[Alyson Kuhn] On May 19, just before the National Stationery Show opened in New York City, I reveled in artworks made from paper at the Christopher Henry Gallery in SoHo. The exhibition A Cut Above presents the work of 12 “paper masters,” including four from the U.S. The pieces are dramatically different and inventive and inspiring.
Top floor of the Christopher Henry Gallery, with a hanging floral mobile by Zoe Bradley at rear
Diana Ewer, the exhibition’s co-curator, walked and talked me through the show. She comments, “Individually, these artists are all known, and praised, for their distinctive techniques and alternative approaches to working with cut paper. As a collective, the show provides an insight into how the medium has gained traction on the international art stage.”
Hina Aoyama’s Papillon 1 (2012, shown at top, 3 x 3-3/4 in.) is lacy and ethereal, cut with scissors from a single sheet of paper. I asked if we could possibly find out more about the scissors themselves and was richly rewarded. Aoyama, who was born in Yokohama, Japan, promptly wrote back from Ferney-Voltaire, France, where she now lives.
“I use only one pair of scissors, which were originally for embroidery. I got them in Switzerland and had them sharpened for doing paper cut-outs. The tradition of paper cut-outs in Europe came from China to the Netherlands in the 16th century. It then spread to other countries like Germany, but I’ve heard that Switzerland was the last one to ride the wave of paper-cutting culture in the 19th century. This kind of scissor for paper cut-outs was made during the 19th and 20th centuries.”
Grand Larousse by Guy Laramée (2011, 14 x 11 x 9 in.). Six volumes of the Grand Larousse French dictionary, carved into a landscape. The artist comments, “Mountains of disused knowledge return to what they really are: mountains. They erode a bit more and they become hills.”
Three artists in the show use entire books as the basis for their paper-cutting wizardry: Guy Laramée (whose artist statement on his site is a provocative treat, with an exquisite cut-paper illustration), Doug Beube (whose Pocket Book we featured here) and Brian Dettmer, with whom I had a chance to speak at length.
Dettmer comments, “I used a full set of Standard American Encyclopedias as the basis for this piece.
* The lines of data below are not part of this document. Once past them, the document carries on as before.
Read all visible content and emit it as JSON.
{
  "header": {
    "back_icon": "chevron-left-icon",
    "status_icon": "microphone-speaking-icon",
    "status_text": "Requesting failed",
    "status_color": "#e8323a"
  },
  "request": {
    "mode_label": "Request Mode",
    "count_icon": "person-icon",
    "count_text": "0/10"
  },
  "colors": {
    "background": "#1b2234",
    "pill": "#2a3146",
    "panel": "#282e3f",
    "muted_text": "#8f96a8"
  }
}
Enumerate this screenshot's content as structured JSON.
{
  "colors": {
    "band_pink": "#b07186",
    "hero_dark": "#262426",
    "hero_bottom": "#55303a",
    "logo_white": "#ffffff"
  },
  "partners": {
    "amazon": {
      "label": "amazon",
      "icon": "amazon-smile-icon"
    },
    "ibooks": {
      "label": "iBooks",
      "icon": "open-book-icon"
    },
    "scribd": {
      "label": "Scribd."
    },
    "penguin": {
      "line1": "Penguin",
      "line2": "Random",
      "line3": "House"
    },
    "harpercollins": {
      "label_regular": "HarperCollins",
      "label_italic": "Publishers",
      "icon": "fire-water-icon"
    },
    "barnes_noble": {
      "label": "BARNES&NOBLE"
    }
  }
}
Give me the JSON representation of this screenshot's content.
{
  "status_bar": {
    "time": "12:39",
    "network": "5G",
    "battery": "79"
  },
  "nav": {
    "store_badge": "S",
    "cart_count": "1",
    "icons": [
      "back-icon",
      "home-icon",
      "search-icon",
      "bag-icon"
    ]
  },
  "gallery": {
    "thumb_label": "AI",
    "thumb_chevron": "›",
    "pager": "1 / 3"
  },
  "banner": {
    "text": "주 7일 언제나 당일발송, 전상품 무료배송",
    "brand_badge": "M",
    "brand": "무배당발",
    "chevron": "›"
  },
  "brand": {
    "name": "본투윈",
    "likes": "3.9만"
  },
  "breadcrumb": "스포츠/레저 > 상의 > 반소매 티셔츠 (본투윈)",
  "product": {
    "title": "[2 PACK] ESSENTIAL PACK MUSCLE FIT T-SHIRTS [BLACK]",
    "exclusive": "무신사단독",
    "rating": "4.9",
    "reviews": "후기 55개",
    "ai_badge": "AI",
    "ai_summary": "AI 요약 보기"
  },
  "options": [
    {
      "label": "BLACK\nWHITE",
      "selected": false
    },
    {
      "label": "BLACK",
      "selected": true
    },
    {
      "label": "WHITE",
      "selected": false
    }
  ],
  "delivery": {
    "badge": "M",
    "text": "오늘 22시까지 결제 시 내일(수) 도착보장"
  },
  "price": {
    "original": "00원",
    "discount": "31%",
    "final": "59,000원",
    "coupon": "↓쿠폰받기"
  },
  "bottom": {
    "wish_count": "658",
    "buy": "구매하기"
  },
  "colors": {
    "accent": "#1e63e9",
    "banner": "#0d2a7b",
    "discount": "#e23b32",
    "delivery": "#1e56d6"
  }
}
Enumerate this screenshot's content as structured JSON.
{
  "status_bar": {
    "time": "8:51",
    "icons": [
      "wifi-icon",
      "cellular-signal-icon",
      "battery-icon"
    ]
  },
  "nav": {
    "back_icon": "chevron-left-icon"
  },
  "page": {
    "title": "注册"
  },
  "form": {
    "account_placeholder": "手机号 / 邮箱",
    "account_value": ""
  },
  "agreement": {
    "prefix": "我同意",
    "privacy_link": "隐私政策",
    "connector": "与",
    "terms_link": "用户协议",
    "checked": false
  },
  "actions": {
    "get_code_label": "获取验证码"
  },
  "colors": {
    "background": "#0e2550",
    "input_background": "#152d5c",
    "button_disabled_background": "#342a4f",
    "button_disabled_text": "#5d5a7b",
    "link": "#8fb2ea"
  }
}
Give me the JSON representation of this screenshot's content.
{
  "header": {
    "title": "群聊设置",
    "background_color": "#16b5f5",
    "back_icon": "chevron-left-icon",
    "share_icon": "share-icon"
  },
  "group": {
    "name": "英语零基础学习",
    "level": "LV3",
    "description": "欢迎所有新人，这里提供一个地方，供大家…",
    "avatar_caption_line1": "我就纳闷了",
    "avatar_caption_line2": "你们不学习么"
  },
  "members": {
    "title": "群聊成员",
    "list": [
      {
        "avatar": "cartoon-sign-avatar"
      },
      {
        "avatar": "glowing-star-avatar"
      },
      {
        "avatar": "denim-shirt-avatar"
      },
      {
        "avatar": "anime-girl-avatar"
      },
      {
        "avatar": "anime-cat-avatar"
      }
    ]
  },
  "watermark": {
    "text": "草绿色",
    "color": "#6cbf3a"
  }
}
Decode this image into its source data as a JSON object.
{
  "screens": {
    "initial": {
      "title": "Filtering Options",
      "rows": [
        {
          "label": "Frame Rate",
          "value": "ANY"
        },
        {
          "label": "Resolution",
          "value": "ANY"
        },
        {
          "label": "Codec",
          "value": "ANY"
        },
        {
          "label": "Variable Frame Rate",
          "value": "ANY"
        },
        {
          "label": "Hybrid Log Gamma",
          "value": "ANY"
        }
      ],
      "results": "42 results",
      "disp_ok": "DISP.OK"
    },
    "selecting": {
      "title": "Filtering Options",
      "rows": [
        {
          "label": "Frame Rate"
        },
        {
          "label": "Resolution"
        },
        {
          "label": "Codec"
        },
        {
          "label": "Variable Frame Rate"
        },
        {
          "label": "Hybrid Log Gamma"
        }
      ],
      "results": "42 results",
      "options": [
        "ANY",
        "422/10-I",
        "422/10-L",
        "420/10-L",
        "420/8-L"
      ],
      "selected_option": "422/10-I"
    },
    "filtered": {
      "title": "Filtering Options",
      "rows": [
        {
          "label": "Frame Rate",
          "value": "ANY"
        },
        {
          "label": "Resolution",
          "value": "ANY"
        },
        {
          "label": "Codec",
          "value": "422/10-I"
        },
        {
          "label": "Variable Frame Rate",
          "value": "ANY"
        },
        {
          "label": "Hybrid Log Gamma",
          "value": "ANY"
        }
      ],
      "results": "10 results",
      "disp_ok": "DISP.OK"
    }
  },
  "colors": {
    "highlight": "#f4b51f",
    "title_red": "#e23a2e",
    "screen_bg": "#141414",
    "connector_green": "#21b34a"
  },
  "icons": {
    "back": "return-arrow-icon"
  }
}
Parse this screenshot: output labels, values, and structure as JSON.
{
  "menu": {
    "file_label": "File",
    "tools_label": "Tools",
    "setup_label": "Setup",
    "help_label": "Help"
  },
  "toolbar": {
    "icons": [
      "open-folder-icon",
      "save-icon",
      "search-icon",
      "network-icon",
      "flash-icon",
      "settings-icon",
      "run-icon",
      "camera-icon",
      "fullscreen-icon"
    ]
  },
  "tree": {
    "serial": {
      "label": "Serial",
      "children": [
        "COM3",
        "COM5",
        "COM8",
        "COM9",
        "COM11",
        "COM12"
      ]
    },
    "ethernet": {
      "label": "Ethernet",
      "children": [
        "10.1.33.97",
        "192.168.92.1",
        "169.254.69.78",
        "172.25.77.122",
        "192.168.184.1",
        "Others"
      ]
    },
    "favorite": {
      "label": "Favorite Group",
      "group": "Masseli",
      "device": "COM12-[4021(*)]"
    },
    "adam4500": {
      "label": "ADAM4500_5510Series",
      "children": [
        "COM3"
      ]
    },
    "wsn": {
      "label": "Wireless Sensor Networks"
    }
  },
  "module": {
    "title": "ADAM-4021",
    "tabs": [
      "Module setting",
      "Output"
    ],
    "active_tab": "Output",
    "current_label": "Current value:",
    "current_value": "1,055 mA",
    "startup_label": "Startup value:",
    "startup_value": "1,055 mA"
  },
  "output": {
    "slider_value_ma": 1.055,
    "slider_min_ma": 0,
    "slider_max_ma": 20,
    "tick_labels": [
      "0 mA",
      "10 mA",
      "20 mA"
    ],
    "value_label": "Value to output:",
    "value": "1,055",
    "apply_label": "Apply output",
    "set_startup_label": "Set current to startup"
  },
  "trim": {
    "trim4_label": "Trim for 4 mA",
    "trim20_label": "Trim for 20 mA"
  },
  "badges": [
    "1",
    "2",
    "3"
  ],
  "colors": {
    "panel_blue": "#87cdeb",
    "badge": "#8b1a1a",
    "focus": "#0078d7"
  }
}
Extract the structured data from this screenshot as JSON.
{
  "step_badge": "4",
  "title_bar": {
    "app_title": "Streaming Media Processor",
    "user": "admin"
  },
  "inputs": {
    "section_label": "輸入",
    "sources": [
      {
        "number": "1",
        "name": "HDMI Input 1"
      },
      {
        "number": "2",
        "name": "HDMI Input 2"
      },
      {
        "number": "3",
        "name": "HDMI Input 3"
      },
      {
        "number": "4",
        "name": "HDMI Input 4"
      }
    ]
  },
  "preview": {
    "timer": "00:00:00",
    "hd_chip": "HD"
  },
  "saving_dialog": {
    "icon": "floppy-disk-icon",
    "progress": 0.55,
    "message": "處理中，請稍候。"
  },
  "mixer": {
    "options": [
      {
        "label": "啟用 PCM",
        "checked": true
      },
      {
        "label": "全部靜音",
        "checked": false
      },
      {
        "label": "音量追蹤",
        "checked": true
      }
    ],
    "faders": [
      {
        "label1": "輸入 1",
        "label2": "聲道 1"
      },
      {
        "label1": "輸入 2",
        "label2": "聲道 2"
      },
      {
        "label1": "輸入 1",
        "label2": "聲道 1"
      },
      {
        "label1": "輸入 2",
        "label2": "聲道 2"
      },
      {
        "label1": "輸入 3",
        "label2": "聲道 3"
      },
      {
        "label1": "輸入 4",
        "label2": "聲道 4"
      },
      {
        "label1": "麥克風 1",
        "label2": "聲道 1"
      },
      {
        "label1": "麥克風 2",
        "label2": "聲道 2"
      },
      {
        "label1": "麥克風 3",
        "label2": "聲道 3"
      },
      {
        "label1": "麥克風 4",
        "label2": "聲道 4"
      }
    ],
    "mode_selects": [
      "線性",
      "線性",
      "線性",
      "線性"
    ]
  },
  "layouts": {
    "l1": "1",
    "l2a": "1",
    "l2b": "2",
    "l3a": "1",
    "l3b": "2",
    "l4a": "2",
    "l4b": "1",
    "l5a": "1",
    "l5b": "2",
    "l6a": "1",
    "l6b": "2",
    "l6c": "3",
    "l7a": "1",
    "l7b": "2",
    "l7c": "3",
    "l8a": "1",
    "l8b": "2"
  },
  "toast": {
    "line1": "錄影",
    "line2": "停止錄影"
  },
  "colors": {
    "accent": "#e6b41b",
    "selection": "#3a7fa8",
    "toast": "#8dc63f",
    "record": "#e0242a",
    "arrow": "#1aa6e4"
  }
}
I love how generic the name Standard American is. I made this in 2008, and it’s one of the first pieces where I used a whole set of encylopedias — 20 volumes — and connected them to make a larger piece. The books date back to the 1940s or 50s. It’s a set I had heard of, like Britannica or World Book.”
Looking at Standard American, my desire to look inside it is almost irresistible. Brian Dettmer’s phenomenally precise excavation of images is accomplished page by page. Here is the most extraordinary thing: Each image is still attached to its original page in the encyclopedia. So Dettmer places each image in a new context by excising the surrounding parts of the original page, and the selected image becomes part of the montage of illustrations.
Dettmer elaborates, “I think of each individual book as a cell or segment within a living creature — and also as a landscape. I sanded them to create the landscape, so they are all connected in a way. In today’s landscape, information is liquid, especially online. We are constantly losing things — like erosion, when a canyon is sanded away by a waterfall. Here, the information is cascading out and into a larger context — that of someone’s mind — or simply being washed away.”
Chris Gilmour has got to be the zaniest artist in the corrugated kingdom. Born in the U.K., he now lives in Udine, Italy. Over the past decade, he’s had a pair of solo shows in NYC and four in Italy; his work has also been featured in more than a dozen group shows, including one in San Jose, Calif., in 2008 that I just read about. I cannot believe I missed an exhibition titled This End Up: The Art of Cardboard. O, slay me.
The show has been extended until July 15. The catalog, compiled by Diana Ewer, is generously illustrated with large photos, including related works by several of the artists — such as Gilmour’s trio of cardboard world globes on cardboard stands.
Photos: Grand Larousse photographed by Guy l’Heureux, used courtesy of Guy Laramée and Lacerte Art Contemporain, Québec; Standard American used courtesy of Brian Dettmer and Kinz + Tillou Fine Art, New York; all other images courtesy of the respective artists and Christopher Henry Gallery, New York.